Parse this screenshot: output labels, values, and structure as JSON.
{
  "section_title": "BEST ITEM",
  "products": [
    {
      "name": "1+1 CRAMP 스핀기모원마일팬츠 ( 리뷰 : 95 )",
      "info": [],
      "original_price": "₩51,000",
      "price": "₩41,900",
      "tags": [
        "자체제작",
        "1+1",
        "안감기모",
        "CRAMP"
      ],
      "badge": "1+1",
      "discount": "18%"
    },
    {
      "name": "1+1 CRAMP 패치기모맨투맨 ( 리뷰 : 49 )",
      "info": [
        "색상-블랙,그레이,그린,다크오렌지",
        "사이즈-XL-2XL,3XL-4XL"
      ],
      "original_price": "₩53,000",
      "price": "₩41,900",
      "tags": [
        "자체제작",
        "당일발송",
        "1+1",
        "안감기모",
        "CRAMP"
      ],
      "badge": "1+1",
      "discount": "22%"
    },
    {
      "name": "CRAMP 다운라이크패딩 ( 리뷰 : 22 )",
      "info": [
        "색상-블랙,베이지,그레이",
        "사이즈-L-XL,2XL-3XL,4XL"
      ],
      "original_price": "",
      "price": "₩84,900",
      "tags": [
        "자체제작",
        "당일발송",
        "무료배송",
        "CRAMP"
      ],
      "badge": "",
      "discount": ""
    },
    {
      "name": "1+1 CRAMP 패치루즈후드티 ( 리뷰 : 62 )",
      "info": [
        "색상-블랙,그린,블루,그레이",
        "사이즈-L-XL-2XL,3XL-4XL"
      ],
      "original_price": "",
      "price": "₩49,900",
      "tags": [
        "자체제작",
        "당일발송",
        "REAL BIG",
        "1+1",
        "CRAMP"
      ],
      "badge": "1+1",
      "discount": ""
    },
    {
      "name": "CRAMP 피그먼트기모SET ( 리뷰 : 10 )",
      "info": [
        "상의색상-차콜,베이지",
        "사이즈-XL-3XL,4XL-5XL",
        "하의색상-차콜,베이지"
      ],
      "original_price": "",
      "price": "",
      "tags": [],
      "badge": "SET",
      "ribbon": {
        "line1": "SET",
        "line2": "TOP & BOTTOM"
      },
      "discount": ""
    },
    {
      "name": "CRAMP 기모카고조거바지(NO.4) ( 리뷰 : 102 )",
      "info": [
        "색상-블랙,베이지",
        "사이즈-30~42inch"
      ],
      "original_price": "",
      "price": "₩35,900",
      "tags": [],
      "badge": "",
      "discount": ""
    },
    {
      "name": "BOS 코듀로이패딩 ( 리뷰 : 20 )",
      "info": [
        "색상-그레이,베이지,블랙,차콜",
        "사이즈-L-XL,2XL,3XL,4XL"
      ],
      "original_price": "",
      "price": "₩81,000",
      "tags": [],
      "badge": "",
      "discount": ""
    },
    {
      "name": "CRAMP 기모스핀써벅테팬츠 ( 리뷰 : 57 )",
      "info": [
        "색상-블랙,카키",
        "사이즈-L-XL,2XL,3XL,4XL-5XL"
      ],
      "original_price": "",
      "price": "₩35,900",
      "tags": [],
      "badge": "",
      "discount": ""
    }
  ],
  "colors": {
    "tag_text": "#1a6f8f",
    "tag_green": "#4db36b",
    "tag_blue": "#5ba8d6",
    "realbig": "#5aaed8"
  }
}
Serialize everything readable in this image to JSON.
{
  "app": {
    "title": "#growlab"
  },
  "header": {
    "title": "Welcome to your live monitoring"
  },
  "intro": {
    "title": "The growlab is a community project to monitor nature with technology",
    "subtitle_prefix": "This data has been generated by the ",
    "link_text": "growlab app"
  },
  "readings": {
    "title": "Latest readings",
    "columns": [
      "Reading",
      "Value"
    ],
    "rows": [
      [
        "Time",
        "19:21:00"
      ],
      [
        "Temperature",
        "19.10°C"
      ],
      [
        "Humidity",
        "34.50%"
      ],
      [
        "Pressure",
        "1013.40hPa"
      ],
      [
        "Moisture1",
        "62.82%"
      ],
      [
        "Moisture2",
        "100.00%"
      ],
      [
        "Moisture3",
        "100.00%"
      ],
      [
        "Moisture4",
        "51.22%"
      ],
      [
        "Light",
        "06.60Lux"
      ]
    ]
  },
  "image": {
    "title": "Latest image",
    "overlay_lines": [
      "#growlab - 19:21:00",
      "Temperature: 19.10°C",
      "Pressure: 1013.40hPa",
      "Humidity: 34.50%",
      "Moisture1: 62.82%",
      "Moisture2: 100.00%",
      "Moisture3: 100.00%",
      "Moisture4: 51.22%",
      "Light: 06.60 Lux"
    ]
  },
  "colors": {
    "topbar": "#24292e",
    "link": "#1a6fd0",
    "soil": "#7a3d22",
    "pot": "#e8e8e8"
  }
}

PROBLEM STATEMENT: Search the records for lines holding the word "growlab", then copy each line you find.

ANSWER BOX:
    "title": "#growlab"
    "title": "The growlab is a community project to monitor nature with technology",
    "link_text": "growlab app"
      "#growlab - 19:21:00",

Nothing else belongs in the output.